NBC 5 asked Sharon Epperson, a senior personal finance correspondent for CNBC, her advice for those questioning what they should do. Here's what she said:
Q: With interest rates going up, how are you currently advising people on the real estate market?
"Well, you know, you really have to assess if this is the right time for you to buy or move into a new home and get a mortgage. It may not be, but rents are also going up. So it's really another case of looking at what your priorities are and where you are right now. You know, before you can get into a mortgage, before you make a decision on whether to continue to rent or whether to buy, you've got to understand what your financial picture is going to look like in both situations. So do a budget for both cases. How much are you spending now on housing and how much will you spend in your new home if you decide to buy or rent another place? So those are some of the key things you need to do, but many people don't even know what it costs for them to live for one month. They've never written it all down. They've never looked at those numbers. Now is the time to do that. So you know where you stand. That will help you to side where you need to go next."
Q: Should potential homebuyers be worried with rates going up?
"If you have a down payment for a home already, if you have very little or no credit card debt, if you feel like you have enough savings - three to six months savings for emergencies, because there's always an emergency with a house... then you may be ready to do this. And you may want to take advantage of the fact that rates are where they are now and perhaps they could go higher. So you want to take advantage of it at this time. But if you've said no to any or many of those things, this may not be the time for you."
Q: What about refinancing?

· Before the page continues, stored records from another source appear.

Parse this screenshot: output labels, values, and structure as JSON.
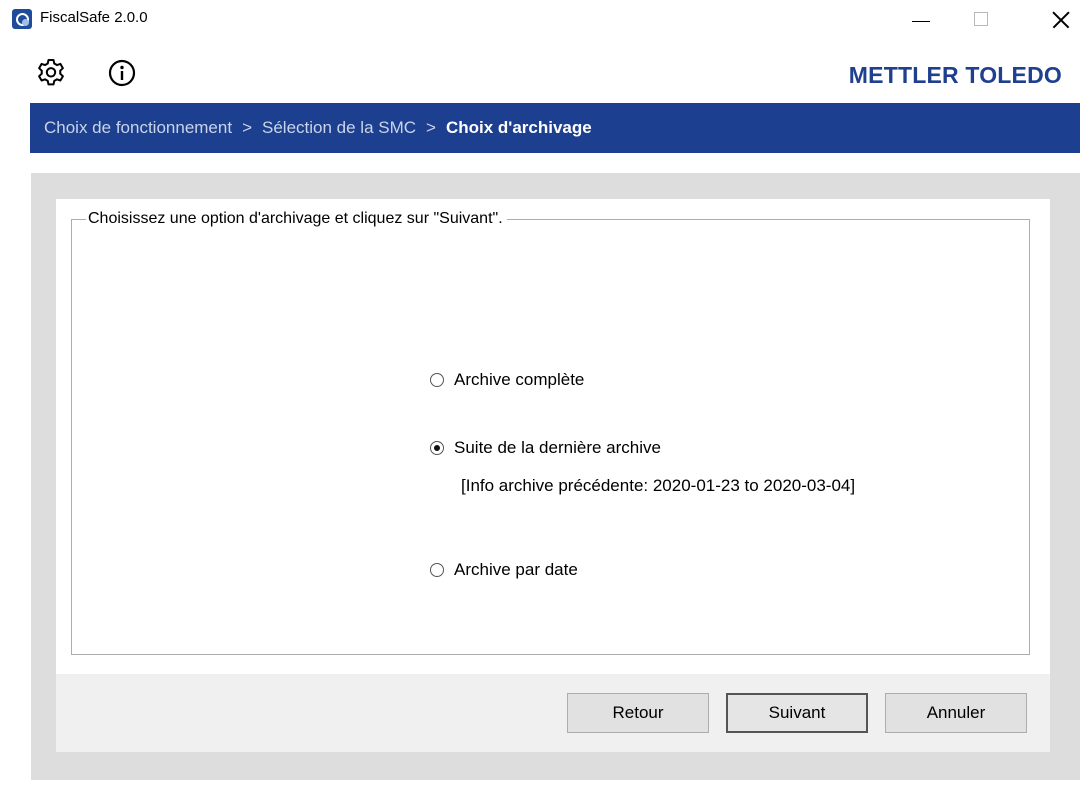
{
  "window": {
    "title": "FiscalSafe 2.0.0",
    "icon": "fiscalsafe-app-icon",
    "controls": [
      "minimize",
      "maximize",
      "close"
    ]
  },
  "toolbar": {
    "settings_icon": "gear-icon",
    "info_icon": "info-circle-icon",
    "brand": "METTLER TOLEDO",
    "brand_color": "#1f3f8f"
  },
  "breadcrumb": {
    "items": [
      "Choix de fonctionnement",
      "Sélection de la SMC",
      "Choix d'archivage"
    ],
    "separator": ">",
    "background": "#1d3f8f"
  },
  "group": {
    "legend": "Choisissez une option d'archivage et cliquez sur \"Suivant\"."
  },
  "options": [
    {
      "label": "Archive complète",
      "checked": false
    },
    {
      "label": "Suite de la dernière archive",
      "checked": true
    },
    {
      "label": "Archive par date",
      "checked": false
    }
  ],
  "previous_info": "[Info archive précédente: 2020-01-23 to 2020-03-04]",
  "buttons": {
    "back": "Retour",
    "next": "Suivant",
    "cancel": "Annuler"
  }
}
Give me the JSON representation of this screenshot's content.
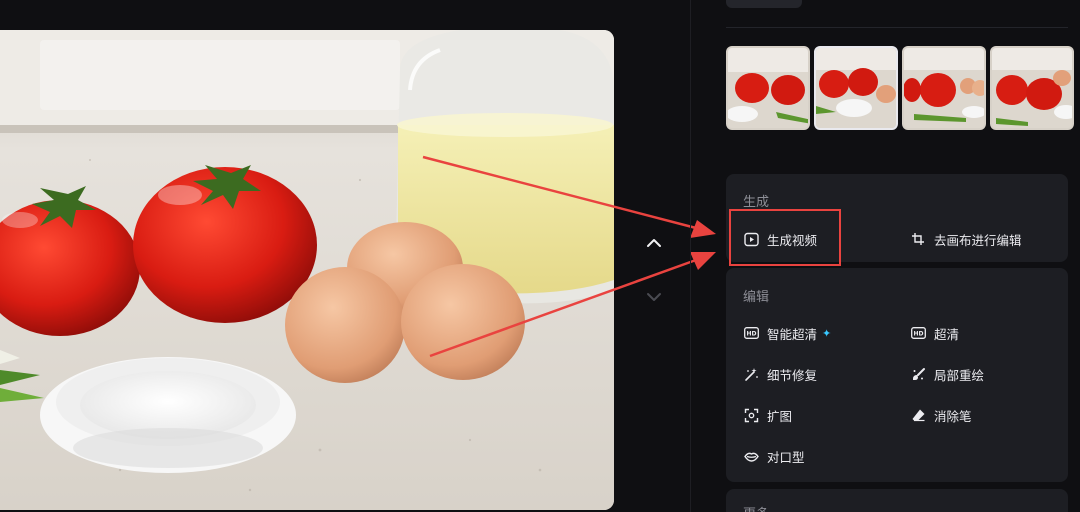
{
  "thumbnails": [
    {
      "name": "variant-1"
    },
    {
      "name": "variant-2",
      "selected": true
    },
    {
      "name": "variant-3"
    },
    {
      "name": "variant-4"
    }
  ],
  "generate": {
    "title": "生成",
    "video_label": "生成视频",
    "canvas_label": "去画布进行编辑"
  },
  "edit": {
    "title": "编辑",
    "smart_hd_label": "智能超清",
    "hd_label": "超清",
    "detail_fix_label": "细节修复",
    "local_redraw_label": "局部重绘",
    "expand_label": "扩图",
    "eraser_label": "消除笔",
    "lip_sync_label": "对口型"
  },
  "more": {
    "title": "更多"
  },
  "icons": {
    "video": "play-square-icon",
    "canvas": "crop-icon",
    "smart_hd": "hd-badge-icon",
    "hd": "hd-badge-icon",
    "detail_fix": "magic-wand-icon",
    "local_redraw": "brush-icon",
    "expand": "expand-icon",
    "eraser": "eraser-icon",
    "lip_sync": "lips-icon",
    "sparkle": "sparkle-icon"
  },
  "colors": {
    "background": "#0f0f12",
    "card": "#1d1e23",
    "highlight": "#e9433f",
    "sparkle": "#39c8ff"
  }
}
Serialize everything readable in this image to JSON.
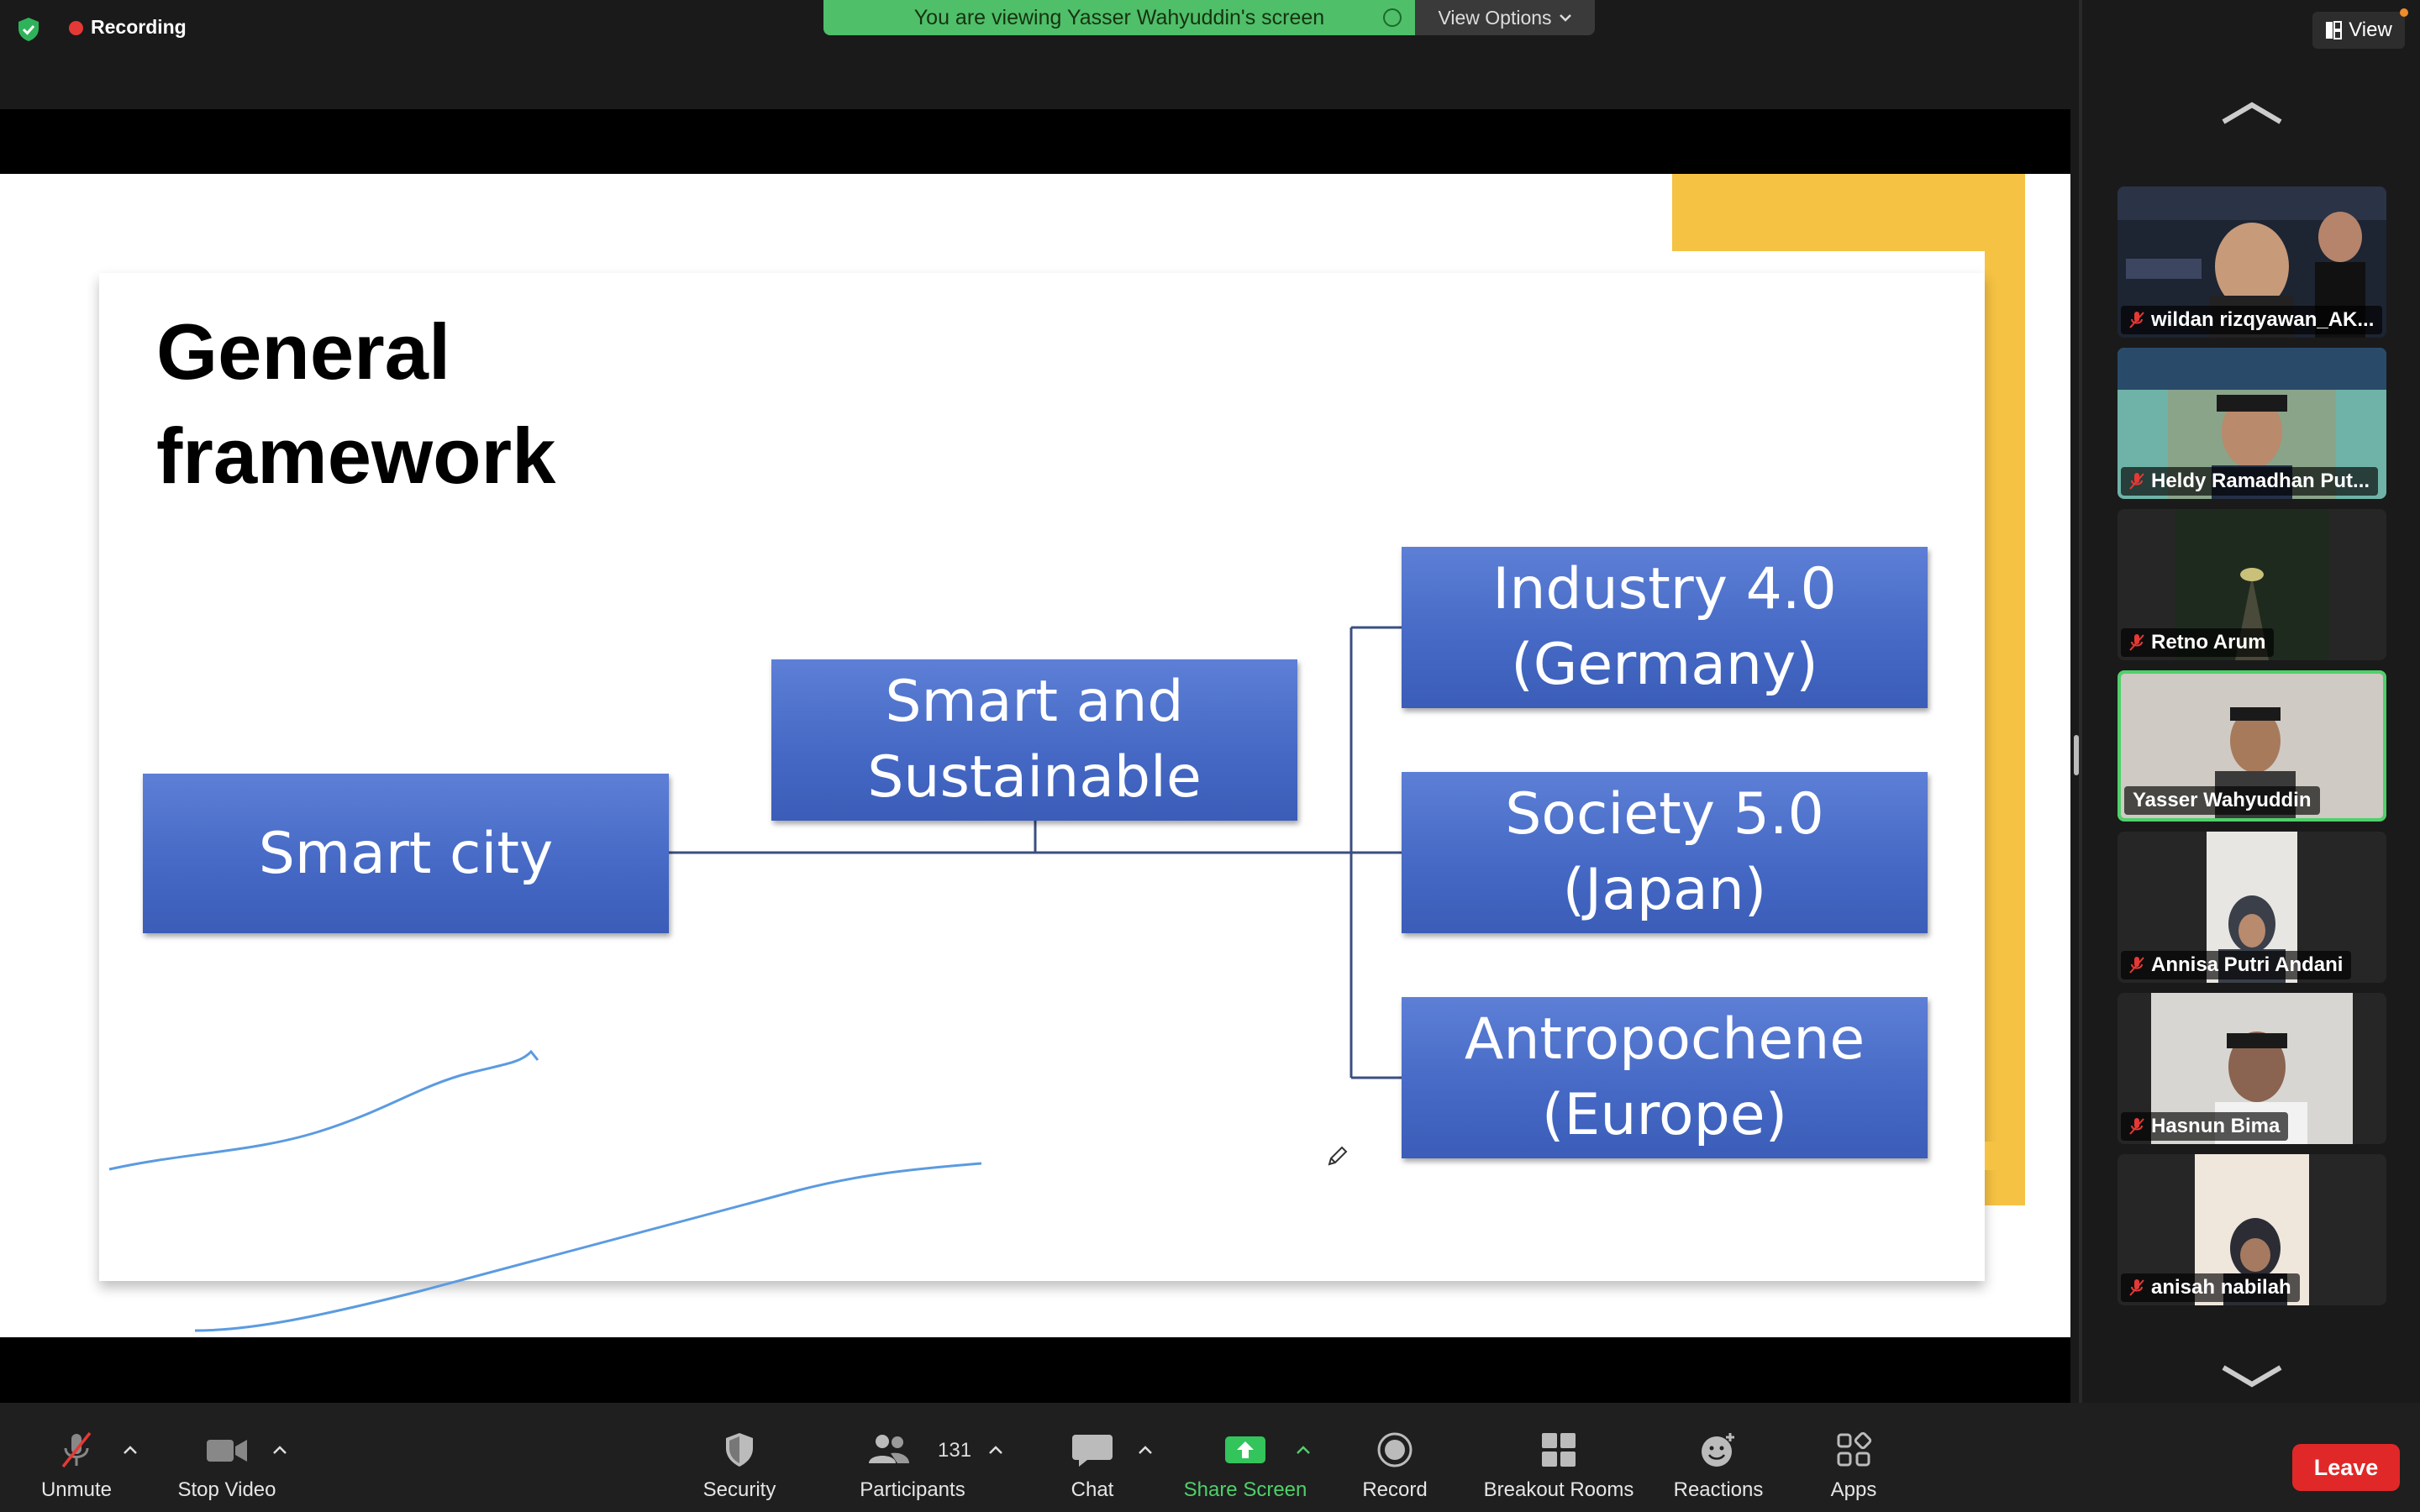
{
  "top_bar": {
    "recording_label": "Recording",
    "viewing_banner": "You are viewing Yasser Wahyuddin's screen",
    "view_options_label": "View Options"
  },
  "slide": {
    "title_line1": "General",
    "title_line2": "framework",
    "boxes": {
      "smart_city": "Smart city",
      "smart_sustainable": "Smart and\nSustainable",
      "industry": "Industry 4.0\n(Germany)",
      "society": "Society 5.0\n(Japan)",
      "antropochene": "Antropochene\n(Europe)"
    },
    "colors": {
      "box_blue": "#4468c4",
      "accent_yellow": "#f5c243",
      "annotation_line": "#5b9be0"
    }
  },
  "gallery": {
    "view_label": "View",
    "participants": [
      {
        "name": "wildan rizqyawan_AK...",
        "muted": true
      },
      {
        "name": "Heldy Ramadhan Put...",
        "muted": true
      },
      {
        "name": "Retno Arum",
        "muted": true
      },
      {
        "name": "Yasser Wahyuddin",
        "muted": false,
        "active": true
      },
      {
        "name": "Annisa Putri Andani",
        "muted": true
      },
      {
        "name": "Hasnun Bima",
        "muted": true
      },
      {
        "name": "anisah nabilah",
        "muted": true
      }
    ]
  },
  "toolbar": {
    "unmute": "Unmute",
    "stop_video": "Stop Video",
    "security": "Security",
    "participants": "Participants",
    "participants_count": "131",
    "chat": "Chat",
    "share_screen": "Share Screen",
    "record": "Record",
    "breakout_rooms": "Breakout Rooms",
    "reactions": "Reactions",
    "apps": "Apps",
    "leave": "Leave"
  }
}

"Well, you know, rates have certainly gone up. But one of the best moves that I made in the pandemic was to refi my mortgage. And I did it at a time, again, when we were seeing a lot of volatility in the markets back in March of 2020. And I talked to someone who is the head of retirement research at a major financial institution about what people should be doing with their overall investments and he turned to debt. He said, 'Well, you need to get rid of your liabilities, you need to reduce your liabilities and refinance.' Refinancing your mortgage can be a great way to do that. I expected him to talk about mutual funds, about different places to be able to put your money, whether it should be an equity or fixed income, but no, he focused on debt. And I think that it's a very good thing for people to think about. If you are able to lower your debt, refinance and make it a payment that is more affordable for you, or a payment that makes more sense for you long-term, then I think this is a time to look at refinancing your mortgage."